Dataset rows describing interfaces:
-.-.-

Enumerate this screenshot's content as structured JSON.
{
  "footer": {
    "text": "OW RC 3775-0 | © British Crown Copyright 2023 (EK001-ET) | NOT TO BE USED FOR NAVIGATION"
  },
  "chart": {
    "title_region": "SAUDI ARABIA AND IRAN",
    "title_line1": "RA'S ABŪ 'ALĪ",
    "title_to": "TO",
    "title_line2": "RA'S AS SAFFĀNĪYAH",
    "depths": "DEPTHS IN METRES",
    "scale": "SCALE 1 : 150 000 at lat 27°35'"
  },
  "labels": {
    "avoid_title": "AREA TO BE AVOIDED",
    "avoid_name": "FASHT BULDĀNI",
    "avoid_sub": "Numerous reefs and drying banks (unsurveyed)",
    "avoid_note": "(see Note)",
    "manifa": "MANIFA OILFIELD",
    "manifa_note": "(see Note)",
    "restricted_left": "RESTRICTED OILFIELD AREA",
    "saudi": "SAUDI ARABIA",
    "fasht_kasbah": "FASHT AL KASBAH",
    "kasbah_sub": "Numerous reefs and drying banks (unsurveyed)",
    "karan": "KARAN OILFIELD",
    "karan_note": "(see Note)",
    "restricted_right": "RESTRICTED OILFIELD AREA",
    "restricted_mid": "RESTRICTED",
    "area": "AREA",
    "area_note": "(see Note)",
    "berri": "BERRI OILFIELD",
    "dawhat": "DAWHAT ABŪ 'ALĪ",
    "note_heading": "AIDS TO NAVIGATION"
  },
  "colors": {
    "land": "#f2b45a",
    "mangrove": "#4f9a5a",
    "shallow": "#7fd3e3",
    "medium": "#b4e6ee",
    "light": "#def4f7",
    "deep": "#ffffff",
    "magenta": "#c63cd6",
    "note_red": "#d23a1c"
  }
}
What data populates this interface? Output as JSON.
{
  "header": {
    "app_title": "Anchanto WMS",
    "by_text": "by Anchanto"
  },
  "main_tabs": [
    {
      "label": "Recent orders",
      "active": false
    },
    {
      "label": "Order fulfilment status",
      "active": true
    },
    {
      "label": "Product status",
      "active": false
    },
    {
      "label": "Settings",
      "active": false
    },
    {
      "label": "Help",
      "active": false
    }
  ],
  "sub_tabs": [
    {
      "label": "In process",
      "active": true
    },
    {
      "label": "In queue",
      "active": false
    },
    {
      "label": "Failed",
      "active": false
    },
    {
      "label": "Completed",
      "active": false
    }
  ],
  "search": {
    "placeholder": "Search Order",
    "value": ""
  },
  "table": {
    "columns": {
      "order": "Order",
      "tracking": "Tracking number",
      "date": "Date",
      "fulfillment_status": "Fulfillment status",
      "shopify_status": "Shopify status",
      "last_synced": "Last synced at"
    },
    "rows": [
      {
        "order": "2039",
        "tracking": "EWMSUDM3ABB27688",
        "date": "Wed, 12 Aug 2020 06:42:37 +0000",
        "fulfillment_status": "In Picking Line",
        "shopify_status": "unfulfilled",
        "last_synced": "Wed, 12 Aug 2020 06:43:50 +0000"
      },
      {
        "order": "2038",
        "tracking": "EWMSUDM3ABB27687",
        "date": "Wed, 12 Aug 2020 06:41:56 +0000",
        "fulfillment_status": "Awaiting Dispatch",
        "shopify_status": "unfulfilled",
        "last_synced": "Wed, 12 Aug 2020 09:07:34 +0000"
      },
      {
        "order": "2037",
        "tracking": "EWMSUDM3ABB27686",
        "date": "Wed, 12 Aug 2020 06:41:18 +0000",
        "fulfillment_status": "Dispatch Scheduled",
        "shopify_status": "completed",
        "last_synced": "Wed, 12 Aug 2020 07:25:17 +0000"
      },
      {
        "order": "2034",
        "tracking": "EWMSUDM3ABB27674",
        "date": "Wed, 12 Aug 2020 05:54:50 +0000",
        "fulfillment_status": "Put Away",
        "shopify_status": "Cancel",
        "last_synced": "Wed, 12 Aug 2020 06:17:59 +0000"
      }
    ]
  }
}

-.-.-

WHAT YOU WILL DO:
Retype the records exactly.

RESPONSE BOX:
Enumerate this screenshot's content as structured JSON.
{
  "footer": {
    "text": "OW RC 3775-0 | © British Crown Copyright 2023 (EK001-ET) | NOT TO BE USED FOR NAVIGATION"
  },
  "chart": {
    "title_region": "SAUDI ARABIA AND IRAN",
    "title_line1": "RA'S ABŪ 'ALĪ",
    "title_to": "TO",
    "title_line2": "RA'S AS SAFFĀNĪYAH",
    "depths": "DEPTHS IN METRES",
    "scale": "SCALE 1 : 150 000 at lat 27°35'"
  },
  "labels": {
    "avoid_title": "AREA TO BE AVOIDED",
    "avoid_name": "FASHT BULDĀNI",
    "avoid_sub": "Numerous reefs and drying banks (unsurveyed)",
    "avoid_note": "(see Note)",
    "manifa": "MANIFA OILFIELD",
    "manifa_note": "(see Note)",
    "restricted_left": "RESTRICTED OILFIELD AREA",
    "saudi": "SAUDI ARABIA",
    "fasht_kasbah": "FASHT AL KASBAH",
    "kasbah_sub": "Numerous reefs and drying banks (unsurveyed)",
    "karan": "KARAN OILFIELD",
    "karan_note": "(see Note)",
    "restricted_right": "RESTRICTED OILFIELD AREA",
    "restricted_mid": "RESTRICTED",
    "area": "AREA",
    "area_note": "(see Note)",
    "berri": "BERRI OILFIELD",
    "dawhat": "DAWHAT ABŪ 'ALĪ",
    "note_heading": "AIDS TO NAVIGATION"
  },
  "colors": {
    "land": "#f2b45a",
    "mangrove": "#4f9a5a",
    "shallow": "#7fd3e3",
    "medium": "#b4e6ee",
    "light": "#def4f7",
    "deep": "#ffffff",
    "magenta": "#c63cd6",
    "note_red": "#d23a1c"
  }
}
What data populates this interface? Output as JSON.
{
  "header": {
    "app_title": "Anchanto WMS",
    "by_text": "by Anchanto"
  },
  "main_tabs": [
    {
      "label": "Recent orders",
      "active": false
    },
    {
      "label": "Order fulfilment status",
      "active": true
    },
    {
      "label": "Product status",
      "active": false
    },
    {
      "label": "Settings",
      "active": false
    },
    {
      "label": "Help",
      "active": false
    }
  ],
  "sub_tabs": [
    {
      "label": "In process",
      "active": true
    },
    {
      "label": "In queue",
      "active": false
    },
    {
      "label": "Failed",
      "active": false
    },
    {
      "label": "Completed",
      "active": false
    }
  ],
  "search": {
    "placeholder": "Search Order",
    "value": ""
  },
  "table": {
    "columns": {
      "order": "Order",
      "tracking": "Tracking number",
      "date": "Date",
      "fulfillment_status": "Fulfillment status",
      "shopify_status": "Shopify status",
      "last_synced": "Last synced at"
    },
    "rows": [
      {
        "order": "2039",
        "tracking": "EWMSUDM3ABB27688",
        "date": "Wed, 12 Aug 2020 06:42:37 +0000",
        "fulfillment_status": "In Picking Line",
        "shopify_status": "unfulfilled",
        "last_synced": "Wed, 12 Aug 2020 06:43:50 +0000"
      },
      {
        "order": "2038",
        "tracking": "EWMSUDM3ABB27687",
        "date": "Wed, 12 Aug 2020 06:41:56 +0000",
        "fulfillment_status": "Awaiting Dispatch",
        "shopify_status": "unfulfilled",
        "last_synced": "Wed, 12 Aug 2020 09:07:34 +0000"
      },
      {
        "order": "2037",
        "tracking": "EWMSUDM3ABB27686",
        "date": "Wed, 12 Aug 2020 06:41:18 +0000",
        "fulfillment_status": "Dispatch Scheduled",
        "shopify_status": "completed",
        "last_synced": "Wed, 12 Aug 2020 07:25:17 +0000"
      },
      {
        "order": "2034",
        "tracking": "EWMSUDM3ABB27674",
        "date": "Wed, 12 Aug 2020 05:54:50 +0000",
        "fulfillment_status": "Put Away",
        "shopify_status": "Cancel",
        "last_synced": "Wed, 12 Aug 2020 06:17:59 +0000"
      }
    ]
  }
}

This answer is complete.